Exercise prompt: The word "selected" may appear in lines of the data below. Say how many lines hold it, giving only the number.

Data listing:

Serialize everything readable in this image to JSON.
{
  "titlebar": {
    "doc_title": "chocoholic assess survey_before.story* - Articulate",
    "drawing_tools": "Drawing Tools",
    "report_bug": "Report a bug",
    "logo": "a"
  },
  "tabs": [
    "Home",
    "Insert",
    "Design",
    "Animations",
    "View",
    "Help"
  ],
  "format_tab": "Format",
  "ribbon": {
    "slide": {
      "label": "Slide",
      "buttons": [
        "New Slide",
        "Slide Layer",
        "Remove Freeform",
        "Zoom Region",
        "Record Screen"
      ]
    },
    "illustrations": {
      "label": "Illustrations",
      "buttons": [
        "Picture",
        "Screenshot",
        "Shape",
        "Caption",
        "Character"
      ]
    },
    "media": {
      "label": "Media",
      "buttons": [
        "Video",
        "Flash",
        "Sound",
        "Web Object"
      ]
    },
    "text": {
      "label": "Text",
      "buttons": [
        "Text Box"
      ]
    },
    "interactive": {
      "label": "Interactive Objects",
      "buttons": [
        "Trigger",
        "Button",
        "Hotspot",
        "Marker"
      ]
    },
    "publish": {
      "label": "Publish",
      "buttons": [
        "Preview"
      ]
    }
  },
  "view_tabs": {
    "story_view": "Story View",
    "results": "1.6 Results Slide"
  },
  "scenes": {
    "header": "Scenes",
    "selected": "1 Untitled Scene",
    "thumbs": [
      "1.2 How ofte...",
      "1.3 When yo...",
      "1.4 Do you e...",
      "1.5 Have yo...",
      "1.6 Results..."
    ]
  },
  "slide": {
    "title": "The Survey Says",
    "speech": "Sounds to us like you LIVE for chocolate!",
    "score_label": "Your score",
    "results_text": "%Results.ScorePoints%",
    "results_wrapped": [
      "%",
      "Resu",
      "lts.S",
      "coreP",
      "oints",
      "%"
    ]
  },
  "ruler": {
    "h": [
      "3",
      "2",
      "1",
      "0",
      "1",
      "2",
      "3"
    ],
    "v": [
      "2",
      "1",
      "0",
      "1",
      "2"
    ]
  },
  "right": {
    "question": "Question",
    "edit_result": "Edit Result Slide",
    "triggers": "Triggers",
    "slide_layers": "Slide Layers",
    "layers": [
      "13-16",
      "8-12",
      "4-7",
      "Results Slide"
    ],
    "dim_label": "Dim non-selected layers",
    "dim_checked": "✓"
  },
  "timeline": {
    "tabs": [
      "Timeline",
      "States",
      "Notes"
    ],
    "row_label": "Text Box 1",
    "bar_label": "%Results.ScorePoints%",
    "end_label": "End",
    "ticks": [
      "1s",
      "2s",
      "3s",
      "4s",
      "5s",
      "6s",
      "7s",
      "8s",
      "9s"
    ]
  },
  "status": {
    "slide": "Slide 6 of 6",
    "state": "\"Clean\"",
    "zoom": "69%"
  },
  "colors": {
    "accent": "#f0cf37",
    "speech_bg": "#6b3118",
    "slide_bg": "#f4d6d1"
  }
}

Written reply: 2